  • Start the NodeMCU Flasher app. It should detect the module, and display it's serial port
  • Click on “Config” tab, and select your firmware
  • Click on “Operation” tab of NodeMCU Flasher app, and click “Flash” button. It will start programming board
  • After about 1 minute it should finish, and display a green tick and full progress bar
  • Reset the module.
  • It is a good idea to connect a serial terminal when resetting. Most modules with output status information after resetting.

Flashing using Python esptool script

In stead of using the “NodeMCU Flasher” app, the esptool python script can also be used. It supports Windows, Mac and Linux.

  • Ensure you have Python 2.7 or later installed
  • Ensure you have PySerial Library installed. On Windows grab the pyserial-2.7.win32.exe installer and run it to install the library.
  • Install esptool in python (can use pip, simply execute “pip.exe install esptool”)
  • Run esptool.py python script, see this page for help.
  • For example, on our system the ESP8266 Module's USB com port was created COM26, so the following command was used:

“python esptool.py –port COM26 write_flash -fm dio -fs 32m 0x00000 nodemcu-flash.bin”

Additional information can be found

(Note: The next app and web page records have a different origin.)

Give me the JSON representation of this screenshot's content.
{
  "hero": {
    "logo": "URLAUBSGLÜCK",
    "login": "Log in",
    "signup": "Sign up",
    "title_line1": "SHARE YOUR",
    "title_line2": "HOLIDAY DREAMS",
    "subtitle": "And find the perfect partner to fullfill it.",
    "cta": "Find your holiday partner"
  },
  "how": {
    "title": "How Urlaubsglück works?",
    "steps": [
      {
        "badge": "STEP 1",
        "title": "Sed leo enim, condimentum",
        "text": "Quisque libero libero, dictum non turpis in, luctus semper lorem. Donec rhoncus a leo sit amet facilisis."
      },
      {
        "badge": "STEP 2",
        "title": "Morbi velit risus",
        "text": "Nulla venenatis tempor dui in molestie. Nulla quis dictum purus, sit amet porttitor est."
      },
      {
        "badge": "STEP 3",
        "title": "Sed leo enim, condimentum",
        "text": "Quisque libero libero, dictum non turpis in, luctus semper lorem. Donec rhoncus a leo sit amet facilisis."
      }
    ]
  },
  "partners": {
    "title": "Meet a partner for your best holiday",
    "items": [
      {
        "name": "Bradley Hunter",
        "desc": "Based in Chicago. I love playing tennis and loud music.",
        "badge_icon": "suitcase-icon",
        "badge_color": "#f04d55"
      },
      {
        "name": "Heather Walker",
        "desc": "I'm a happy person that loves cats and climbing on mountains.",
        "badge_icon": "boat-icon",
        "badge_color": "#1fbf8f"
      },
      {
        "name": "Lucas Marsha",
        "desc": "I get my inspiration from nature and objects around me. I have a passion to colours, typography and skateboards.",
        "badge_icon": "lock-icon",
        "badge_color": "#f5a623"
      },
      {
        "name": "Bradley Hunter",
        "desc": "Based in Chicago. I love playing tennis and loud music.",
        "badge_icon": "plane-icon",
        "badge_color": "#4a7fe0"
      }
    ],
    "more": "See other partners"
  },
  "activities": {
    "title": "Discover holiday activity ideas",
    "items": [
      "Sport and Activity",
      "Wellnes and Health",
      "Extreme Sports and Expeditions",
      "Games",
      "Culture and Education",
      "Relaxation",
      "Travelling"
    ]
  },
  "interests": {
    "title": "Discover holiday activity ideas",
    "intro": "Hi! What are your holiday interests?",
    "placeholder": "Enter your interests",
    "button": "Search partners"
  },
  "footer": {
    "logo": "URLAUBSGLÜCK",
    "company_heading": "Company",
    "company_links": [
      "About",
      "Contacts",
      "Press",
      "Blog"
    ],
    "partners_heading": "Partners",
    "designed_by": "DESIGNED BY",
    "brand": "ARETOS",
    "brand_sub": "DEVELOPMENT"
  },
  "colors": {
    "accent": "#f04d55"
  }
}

Some useful links with additional information can be found here:

Trouble Shooting

Check USB Drivers are installed correctly

Ensure the CP2102 USB driver is installed correctly. The driver should be located here. If not, google it.

After flashing LED flashes and modules writes garbage on serial port

This can happen if programming the ESP8266 module with firmware that is not compatible with old firmware that was installed on the module. To fix it, first program default initialization data, and then your firmware. See Program with NodeMCU Flasher and Program using esptool sections above.

Module always writes garbage out on serial port after reset

When you connect most ESP8266 Modules with USB to your PC, it will create a virtual com port. You can use a serial terminal(like CoolTerm, PuTTY, YAT…) to send and receive data to and from the module. In it's default state, most modules will output what seems like garbage to the serial terminal (connected to PC via USB). This is however status information sent at 76800 BAUD. Most serial terminals do not support this BAUD rate. The only one we could find for Windows to support 76800 was PuTTY. To view this data, use PuTTY serial terminal, and configure it for 76800 BAUD, 1 Stop Bit and no parity.

tutorials/wireless/esp/esp8266/esp8266_additional_information.txt · Last modified: 2017/01/04 01:08 by modtronix